Image by Danny Burke on Unsplash
I don’t remember hearing the word ‘woke’ used to describe antiracism before the summer of 2020, but it’s not a new term. I just wasn’t paying attention.
In response to the murders of George Floyd, Breonna Taylor, Ahmaud Arbery, and too many other Black Americans, many white Americans began to grapple with understanding the role racism has played in our history, and how each of us plays a role in perpetuating systems that continue to privilege some more than others.
Books on racism topped the best seller lists in 2020 and sold out. Corporations and nonprofit organizations quickly adopted Diversity, Equity, and Inclusion statements. Antiracist educators and writers dominated talk shows and editorials. White-centered privilege was being challenged everywhere. White America, it seemed, was once again waking up to the realities of systemic racism. Something Black America has always known.
And the term woke started appearing everywhere.
The idea of staying awake in the face of oppression has been around for at least a hundred years. In 1923, Jamaican social activist Marcus Garvey wrote “Wake up, Ethiopia! Wake up Africa!” In a 1938 song about the Scottsboro Boys, Lead Belly sang “stay woke” in response to Black teenagers falsely accused of raping white women. In 1940, when a Black union leader discovered Black miners were being paid much less than white miners, he said, “We were asleep. But we will stay woke from now on.”

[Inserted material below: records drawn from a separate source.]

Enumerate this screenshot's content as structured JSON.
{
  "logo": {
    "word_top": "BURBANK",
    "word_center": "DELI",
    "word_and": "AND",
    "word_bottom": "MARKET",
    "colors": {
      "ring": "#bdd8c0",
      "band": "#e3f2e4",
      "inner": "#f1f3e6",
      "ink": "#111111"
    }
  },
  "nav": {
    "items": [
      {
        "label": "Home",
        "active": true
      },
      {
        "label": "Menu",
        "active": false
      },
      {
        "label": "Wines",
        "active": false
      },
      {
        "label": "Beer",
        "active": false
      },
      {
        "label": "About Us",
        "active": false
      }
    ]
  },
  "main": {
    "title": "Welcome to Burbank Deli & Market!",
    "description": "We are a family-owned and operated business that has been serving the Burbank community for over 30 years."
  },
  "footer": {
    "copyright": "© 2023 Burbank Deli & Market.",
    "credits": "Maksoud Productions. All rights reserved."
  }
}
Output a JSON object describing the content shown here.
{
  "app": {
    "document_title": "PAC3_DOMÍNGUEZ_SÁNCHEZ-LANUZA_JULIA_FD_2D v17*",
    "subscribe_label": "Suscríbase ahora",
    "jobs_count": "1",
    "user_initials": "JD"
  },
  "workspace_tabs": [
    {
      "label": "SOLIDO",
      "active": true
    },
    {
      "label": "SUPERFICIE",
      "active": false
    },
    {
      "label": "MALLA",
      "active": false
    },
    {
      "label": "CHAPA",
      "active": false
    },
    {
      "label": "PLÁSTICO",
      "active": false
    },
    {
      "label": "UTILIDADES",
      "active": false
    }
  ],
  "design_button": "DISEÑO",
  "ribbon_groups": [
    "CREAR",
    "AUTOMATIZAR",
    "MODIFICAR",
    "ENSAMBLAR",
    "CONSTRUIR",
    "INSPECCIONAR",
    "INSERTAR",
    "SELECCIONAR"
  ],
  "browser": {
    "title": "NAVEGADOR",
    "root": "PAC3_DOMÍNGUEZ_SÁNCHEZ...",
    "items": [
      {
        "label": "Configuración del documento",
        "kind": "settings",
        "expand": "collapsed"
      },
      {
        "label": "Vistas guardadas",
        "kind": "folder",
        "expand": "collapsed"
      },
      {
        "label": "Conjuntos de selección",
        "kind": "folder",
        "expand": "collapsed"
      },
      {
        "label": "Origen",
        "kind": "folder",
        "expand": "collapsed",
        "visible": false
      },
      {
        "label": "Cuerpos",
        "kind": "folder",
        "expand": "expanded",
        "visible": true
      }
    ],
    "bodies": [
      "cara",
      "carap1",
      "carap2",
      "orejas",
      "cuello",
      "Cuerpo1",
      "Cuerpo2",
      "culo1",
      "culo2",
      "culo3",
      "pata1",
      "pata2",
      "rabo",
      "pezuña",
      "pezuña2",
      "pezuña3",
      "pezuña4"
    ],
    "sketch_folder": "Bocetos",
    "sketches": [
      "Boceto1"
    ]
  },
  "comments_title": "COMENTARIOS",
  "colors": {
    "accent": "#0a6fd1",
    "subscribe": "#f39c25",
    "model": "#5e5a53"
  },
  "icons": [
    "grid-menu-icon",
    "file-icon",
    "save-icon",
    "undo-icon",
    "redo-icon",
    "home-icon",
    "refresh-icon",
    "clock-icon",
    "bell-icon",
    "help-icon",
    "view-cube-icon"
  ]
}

By the 2010s, the term was being used more broadly to describe social justice. But like other terms that were coined within a marginalized community, the word ‘woke’ has been transformed into a pejorative. Like CRT and Black Lives Matter, woke has been weaponized as a cudgel against progressive ideas conservatives work so hard to oppose.
Acknowledging our racist history is woke. Support for trans kids is woke. Access to abortion, gay rights, climate action, police and prison reform — anything that challenges conservative ideology — all are woke. And, to the extreme right, woke is somehow anti-American. But what is more American than our commitment to the ideals of equality and humanity set forth in the Declaration of Independence and the Constitution?
Anti-wokeness is more than a political slogan. In the name of stopping wokeness, our long march towards a more just and inclusive America is being set back. Real people are getting hurt. People who look or believe differently from those who think they are the ‘true Americans’ are being pushed further to the margins.
Injustice continues to exist in the United States. Millions of Americans live in poverty while the wealth gap continues to get worse. The United States has, by far, the highest rate of gun violence and the highest rate of incarceration of any other developed nation. Millions of Americans lack access to basic health care. Too many children go to bed hungry. But instead of blaming this growing injustice on the policies and systems responsible, anti-wokeness blames injustice on the “woke mob.”
Feeding into the fear of change, wokeness is the new scapegoat for the perceived difficulties felt by the average American. If those in power can convince enough of us that our problems will be solved by returning to a mythical American greatness that never existed, they can hold on to their wealth and power while the rest of us turn against each other instead of demanding change for the better.
Garrett Bucks wrote an excellent piece on Substack a few months ago called “What We Talk About When We Talk About ‘Woke’” (you should read it). He warns that it would be a trap to dismiss anti-wokeness as silly or cartoonish. Railing against M&Ms, Black mermaids, and Bud Light seems ridiculous, but we need to remember that those attacks resonate with a large number of Americans who are afraid of the rapid changes in our society, and they are listening. We can’t allow the anti-woke grifters an unchallenged platform to whitewash our history, demonize drag queens, and restrict the rights of anyone who is not white and Christian.
Bucks closes his piece by reminding us that our anger shouldn’t be directed at those who fall into the trap of believing the anti-woke rhetoric. To understand their fear is to take the first step towards overcoming it. He differentiates between those who truly hate, and those who fear. He writes:
“Hatred is nearly impossible to transform. Fear isn’t, though. Fear is an ellipsis. Fear is an invitation. Fear is a desire to be heard. And hearing that fear, in turn, is a first step towards transforming it into empathy.”
Those of us who want a more just world must continue to pay attention to the rhetoric used to turn back progress. The words used may change, but the intent is the same. Words that divide us keep us from working together. We need to call that out when we see it.
We need to continue to stay woke.
Ted Miller grew up around the world but now lives in Richland with his wife. He’s a runner, actor, singer, nuclear engineer, and graduate of the U.S. Naval Academy.
Ted believes that if more people worked toward love and understanding instead of giving in to fear and divisiveness, the world would be a better place. justicepeacelove.com